Finally, with the publication of A Midlife Holiday, I’m experiencing the profound pleasure of a job well done. Netgalley is an online advanced review. Midlife Holiday has over 130, mostly 4 and 5 star reviews. And guess what the recurring theme is? This was an easy read, this was so easy to read, I flew through it!
If only they knew! If only they knew how many stairs of stone I have trudged up and down in order to give them an easy read.
I can’t explain the madness that grips the Ziolkowskis of this world, amongst whom I include myself – because carving 70,000 words out of thin air is akin to carving a mountain. I do know, that setting out with the right equipment will ease your fevered brow. There are so many excellent resources out there. If you haven’t already, acquaint yourself with some, because if you’re going to do a job, you may as well have the right tools to begin with.
So onto that debut. A Midlife Holiday was always conceived as a trilogy and its sisters will follow over the next twelve months.

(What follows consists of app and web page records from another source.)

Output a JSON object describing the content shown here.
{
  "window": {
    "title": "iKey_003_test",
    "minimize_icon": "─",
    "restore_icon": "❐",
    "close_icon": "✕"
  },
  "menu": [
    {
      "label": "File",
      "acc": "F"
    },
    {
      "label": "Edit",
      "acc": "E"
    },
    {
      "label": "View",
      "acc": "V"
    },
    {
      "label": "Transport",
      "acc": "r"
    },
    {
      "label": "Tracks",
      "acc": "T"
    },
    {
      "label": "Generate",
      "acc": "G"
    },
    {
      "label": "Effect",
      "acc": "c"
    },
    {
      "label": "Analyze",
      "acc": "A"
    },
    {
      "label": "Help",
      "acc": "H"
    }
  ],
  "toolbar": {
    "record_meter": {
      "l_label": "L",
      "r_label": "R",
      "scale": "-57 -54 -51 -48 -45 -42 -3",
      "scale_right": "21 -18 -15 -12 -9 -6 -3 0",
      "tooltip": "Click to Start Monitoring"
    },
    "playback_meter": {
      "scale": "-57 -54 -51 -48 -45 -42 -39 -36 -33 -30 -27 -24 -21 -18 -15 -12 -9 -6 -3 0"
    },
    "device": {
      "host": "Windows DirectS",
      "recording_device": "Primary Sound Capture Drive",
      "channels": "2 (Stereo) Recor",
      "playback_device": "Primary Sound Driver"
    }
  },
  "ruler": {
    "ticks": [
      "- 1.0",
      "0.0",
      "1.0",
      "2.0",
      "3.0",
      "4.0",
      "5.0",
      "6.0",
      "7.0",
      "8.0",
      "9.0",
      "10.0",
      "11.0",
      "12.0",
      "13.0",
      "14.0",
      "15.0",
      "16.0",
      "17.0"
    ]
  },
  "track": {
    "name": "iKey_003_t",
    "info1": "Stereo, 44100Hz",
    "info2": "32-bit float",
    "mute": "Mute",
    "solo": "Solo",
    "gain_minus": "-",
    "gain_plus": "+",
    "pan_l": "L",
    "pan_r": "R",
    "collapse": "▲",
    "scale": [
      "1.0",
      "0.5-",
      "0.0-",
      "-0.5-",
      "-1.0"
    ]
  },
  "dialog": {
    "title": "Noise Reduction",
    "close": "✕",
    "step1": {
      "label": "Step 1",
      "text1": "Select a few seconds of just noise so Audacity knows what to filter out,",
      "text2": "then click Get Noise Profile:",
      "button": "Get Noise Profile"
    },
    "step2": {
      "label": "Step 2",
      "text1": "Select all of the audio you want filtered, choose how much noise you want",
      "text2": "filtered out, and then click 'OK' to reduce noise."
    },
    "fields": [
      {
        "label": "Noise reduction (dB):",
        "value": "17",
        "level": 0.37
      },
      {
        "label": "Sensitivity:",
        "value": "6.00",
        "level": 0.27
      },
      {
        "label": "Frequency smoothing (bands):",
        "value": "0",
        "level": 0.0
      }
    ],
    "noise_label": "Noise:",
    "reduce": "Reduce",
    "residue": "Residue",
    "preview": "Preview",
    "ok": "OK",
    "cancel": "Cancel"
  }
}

A few years ago, on my 50th birthday, I met with a group of my girlfriends for a lunch that started at 12pm and finished at 12am. Since that giddy time when we all teetered on the brink of midlife, our children have collectively grown and flown their nests, two friends have lost parents and one is struggling with divorce, which is a frightening place at fifty. Midlife is as fragile an age as any. I’m in sniper’s alley now, Helen, my fictional character says to her mirrored reflection on the morning of her 50th birthday. It’s a grimly funny statement that sums up the hard-earned humour those of us at midlife understand so well.
We are, women in particular, the sandwich generation. Stuck between parents and kids, facing, probably for the very first time, our own mortality.
Added to this mix, is the fact that a change occurs in a woman’s brain around menopause. Recent medical research indicates that the shifting hormonal balance results in a way of thinking that is less geared towards pleasing others and more focused upon single issues. This could be summed up by the I don’t care what others think anymore, so many of us know is a very real feeling.
So now we have a generation of women, aware that rehearsals are over, that this is now Showtime! coupled with a newly honed focused on pleasing themselves.
The question then surely becomes, not why I’d want to write about such an age, but rather why wouldn’t I?
(c) Cary J Hanssen
A Midlife Holiday by Cary J Hansson is out now and available to order in all good bookshops or online here.
About A Midlife Holiday:
Helen Winters is fifty and feeling lost. With her children grown and her selfish husband absent on her birthday, she regrets not taking the exciting paths she dreamed about in her youth. So when a well-meaning birthday gift reveals a depressing image of her future, she takes a leap of faith and jets off to Cyprus with two lifelong friends.
Basking in the glorious sunshine and crystal-blue waters whilst enjoying the attention of handsome men, she starts to feel truly alive. But her best friend isn’t in Cyprus for the sunshine and when Helen learns the true reason, tensions threaten their lifelong bond and she fears nothing will ever be the same again. Can she shake off the years of disappointment and re-discover the woman she once was.
Order your copy online here.